Born at Challex in France, Lépine began his horological career in nearby Geneva. In circa 1744 he travelled to Paris, where he worked as compagnon and ouvrier libre under the royal clockmaker André Caron. In 1756 he married Caron’s daughter and was promptly made a partner in his father-in-law’s business. He was received as a maître in 1762 by decree, exempting him from lack of apprenticeship when he took over Caron’s business. At about the same time he was appointed the coveted position of Horloger du Roi et du Garde-Meuble de la Coronne. Until 1772 Lépine operated from rue Saint-Denis; for the next five years he was at rue des Fossés-Saint-Germain-l’Auxerrois but in 1784 he handed the business over to his son-in-law Pierre-Claude Raguet, known as Lépine (1753-1810), who had joined him in 1783 and continued to make clocks of the present model. Lépine was responsible for many technical and aesthetic horological innovations, of which the most celebrated is the ‘Lépine calibre’ which resulted in the production of the first genuinely thin watch. He was also very aware of integrating scientific excellence with aesthetics and thus only used cases by the finest bronziers such as François Rémond, Jean-Baptiste and Robert Osmond, Etienne Martincourt and Jean-Rémy Carangeot as well as the ébénistes Balthazar Lieutaud and Nicolas Petit; he also employed the services of the gilders Noël, Martin and Henry. Lépine’s attention to detail also included the dial face; as here his dials only had Arabic numerals for the hours and minutes. This was one of Lépine’s specialities which was continued by his son-in-law until about 1789 when the business reverted back to the more usual combination of Roman and Arabic numerals.

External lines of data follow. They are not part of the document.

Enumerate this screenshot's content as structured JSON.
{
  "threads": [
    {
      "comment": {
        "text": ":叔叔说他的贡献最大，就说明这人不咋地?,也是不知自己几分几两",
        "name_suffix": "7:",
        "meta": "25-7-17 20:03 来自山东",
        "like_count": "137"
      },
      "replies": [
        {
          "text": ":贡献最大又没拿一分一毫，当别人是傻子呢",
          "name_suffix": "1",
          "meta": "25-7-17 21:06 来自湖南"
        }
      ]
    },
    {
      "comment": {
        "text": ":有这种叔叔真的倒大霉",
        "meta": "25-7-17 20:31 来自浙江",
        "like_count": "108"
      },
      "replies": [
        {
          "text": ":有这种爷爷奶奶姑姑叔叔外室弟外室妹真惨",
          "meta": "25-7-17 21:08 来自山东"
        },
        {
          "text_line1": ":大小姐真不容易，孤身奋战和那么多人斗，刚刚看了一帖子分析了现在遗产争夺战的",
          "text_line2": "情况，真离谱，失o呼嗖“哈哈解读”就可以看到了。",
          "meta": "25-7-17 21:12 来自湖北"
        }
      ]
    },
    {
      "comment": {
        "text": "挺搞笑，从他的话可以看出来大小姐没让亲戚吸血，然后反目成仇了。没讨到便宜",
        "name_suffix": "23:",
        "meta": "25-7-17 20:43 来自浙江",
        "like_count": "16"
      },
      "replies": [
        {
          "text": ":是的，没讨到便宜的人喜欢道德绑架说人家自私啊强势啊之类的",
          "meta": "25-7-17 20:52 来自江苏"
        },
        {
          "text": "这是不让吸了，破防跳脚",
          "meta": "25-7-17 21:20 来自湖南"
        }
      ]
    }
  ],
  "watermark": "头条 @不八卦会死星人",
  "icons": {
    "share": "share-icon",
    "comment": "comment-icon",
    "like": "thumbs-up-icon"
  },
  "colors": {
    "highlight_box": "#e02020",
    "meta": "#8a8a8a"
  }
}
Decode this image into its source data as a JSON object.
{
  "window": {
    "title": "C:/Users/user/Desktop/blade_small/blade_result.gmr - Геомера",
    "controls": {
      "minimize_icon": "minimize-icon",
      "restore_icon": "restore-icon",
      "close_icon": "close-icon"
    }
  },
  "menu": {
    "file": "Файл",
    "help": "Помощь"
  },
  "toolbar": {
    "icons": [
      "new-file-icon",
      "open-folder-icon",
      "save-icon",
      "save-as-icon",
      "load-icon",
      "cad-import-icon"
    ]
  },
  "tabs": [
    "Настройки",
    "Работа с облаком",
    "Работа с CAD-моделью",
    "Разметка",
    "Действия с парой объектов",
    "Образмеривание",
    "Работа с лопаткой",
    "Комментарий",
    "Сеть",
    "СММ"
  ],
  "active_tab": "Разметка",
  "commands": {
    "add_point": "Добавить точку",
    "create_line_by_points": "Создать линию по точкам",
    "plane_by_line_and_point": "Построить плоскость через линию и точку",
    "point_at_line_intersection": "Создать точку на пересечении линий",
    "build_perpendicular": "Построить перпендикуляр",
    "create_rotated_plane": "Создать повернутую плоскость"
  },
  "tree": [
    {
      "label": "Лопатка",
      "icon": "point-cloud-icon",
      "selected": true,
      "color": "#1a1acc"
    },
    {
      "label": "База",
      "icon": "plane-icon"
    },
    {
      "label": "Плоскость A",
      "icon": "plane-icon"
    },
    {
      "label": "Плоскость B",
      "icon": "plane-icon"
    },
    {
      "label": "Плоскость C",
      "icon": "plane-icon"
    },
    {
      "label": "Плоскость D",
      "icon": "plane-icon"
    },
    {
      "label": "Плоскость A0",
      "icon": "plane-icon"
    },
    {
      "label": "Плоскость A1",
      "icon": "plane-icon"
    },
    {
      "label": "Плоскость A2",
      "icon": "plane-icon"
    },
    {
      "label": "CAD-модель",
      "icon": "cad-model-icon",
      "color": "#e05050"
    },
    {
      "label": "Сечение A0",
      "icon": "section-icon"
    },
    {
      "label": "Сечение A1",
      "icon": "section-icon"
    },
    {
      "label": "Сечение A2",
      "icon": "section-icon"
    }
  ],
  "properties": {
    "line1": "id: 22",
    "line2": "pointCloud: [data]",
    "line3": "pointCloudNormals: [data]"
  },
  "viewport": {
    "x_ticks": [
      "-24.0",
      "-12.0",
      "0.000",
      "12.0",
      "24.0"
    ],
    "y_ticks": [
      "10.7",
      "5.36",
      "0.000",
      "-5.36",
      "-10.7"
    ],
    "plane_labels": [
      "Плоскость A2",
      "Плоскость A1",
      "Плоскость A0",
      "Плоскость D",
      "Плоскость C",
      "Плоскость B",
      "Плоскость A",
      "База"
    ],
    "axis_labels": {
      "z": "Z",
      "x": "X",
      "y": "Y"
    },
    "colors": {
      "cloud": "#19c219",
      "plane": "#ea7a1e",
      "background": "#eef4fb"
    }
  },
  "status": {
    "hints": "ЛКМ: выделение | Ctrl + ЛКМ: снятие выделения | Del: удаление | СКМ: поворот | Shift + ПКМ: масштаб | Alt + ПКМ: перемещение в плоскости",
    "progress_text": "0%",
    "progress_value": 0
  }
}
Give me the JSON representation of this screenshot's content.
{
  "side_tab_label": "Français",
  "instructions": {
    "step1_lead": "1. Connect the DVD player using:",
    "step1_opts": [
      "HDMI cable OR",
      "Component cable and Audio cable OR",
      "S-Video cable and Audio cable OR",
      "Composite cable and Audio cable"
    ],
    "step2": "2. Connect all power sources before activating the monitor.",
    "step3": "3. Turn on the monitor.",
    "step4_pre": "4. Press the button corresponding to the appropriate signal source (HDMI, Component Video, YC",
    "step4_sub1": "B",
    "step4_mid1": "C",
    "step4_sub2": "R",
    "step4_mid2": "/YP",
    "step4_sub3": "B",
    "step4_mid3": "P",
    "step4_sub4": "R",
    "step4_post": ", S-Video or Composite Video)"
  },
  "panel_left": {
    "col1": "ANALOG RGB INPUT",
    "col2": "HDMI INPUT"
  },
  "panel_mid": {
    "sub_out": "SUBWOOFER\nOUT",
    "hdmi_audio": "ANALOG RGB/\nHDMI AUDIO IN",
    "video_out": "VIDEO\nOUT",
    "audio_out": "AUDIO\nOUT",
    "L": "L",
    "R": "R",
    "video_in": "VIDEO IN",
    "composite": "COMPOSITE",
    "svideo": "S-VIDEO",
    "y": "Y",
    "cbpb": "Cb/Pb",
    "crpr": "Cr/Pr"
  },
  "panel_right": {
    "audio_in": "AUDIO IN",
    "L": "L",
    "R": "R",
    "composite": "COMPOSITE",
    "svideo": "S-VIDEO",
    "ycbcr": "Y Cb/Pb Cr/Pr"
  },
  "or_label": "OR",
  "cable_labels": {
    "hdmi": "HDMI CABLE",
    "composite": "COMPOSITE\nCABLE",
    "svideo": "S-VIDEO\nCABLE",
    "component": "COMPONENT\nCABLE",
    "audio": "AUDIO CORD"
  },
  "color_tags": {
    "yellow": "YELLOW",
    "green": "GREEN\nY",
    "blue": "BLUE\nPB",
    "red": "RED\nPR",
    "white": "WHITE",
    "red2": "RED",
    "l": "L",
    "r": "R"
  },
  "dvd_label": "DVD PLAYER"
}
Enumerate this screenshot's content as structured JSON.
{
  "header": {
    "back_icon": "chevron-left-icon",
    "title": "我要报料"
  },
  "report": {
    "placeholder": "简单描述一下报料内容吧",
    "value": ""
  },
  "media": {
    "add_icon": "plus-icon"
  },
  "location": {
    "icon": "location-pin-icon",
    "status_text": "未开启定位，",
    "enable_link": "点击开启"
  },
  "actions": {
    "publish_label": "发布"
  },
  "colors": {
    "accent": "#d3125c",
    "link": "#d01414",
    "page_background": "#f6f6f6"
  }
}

Like Lépine, the fondeur-ciseleur François Rémond (1747-1812) was a leader in his field. The son of a voiturier or carriage-maker, Rémond began an apprenticeship with the doreur Pierre-Antoine Vial in 1763. Eleven years later Rémond was received as a maître-fondeur and rapidly rose in prominence so that by 1786 he enjoyed the fourth highest turnover out of over 800 Parisian bronziers. Working as both a fondeur-ciseleur as well as a doreur he was able to exercise considerable artistic control over his output. Rémond worked extensively for Dominique Daguerre and subsequently Martin-Eloi Lignereux through whom he supplied the cream of society. In addition to the duc de Penthièvre and princesse Kinsky, they included Queen Marie-Antoinette, the comte d’Artois and the comte d’Adhémar.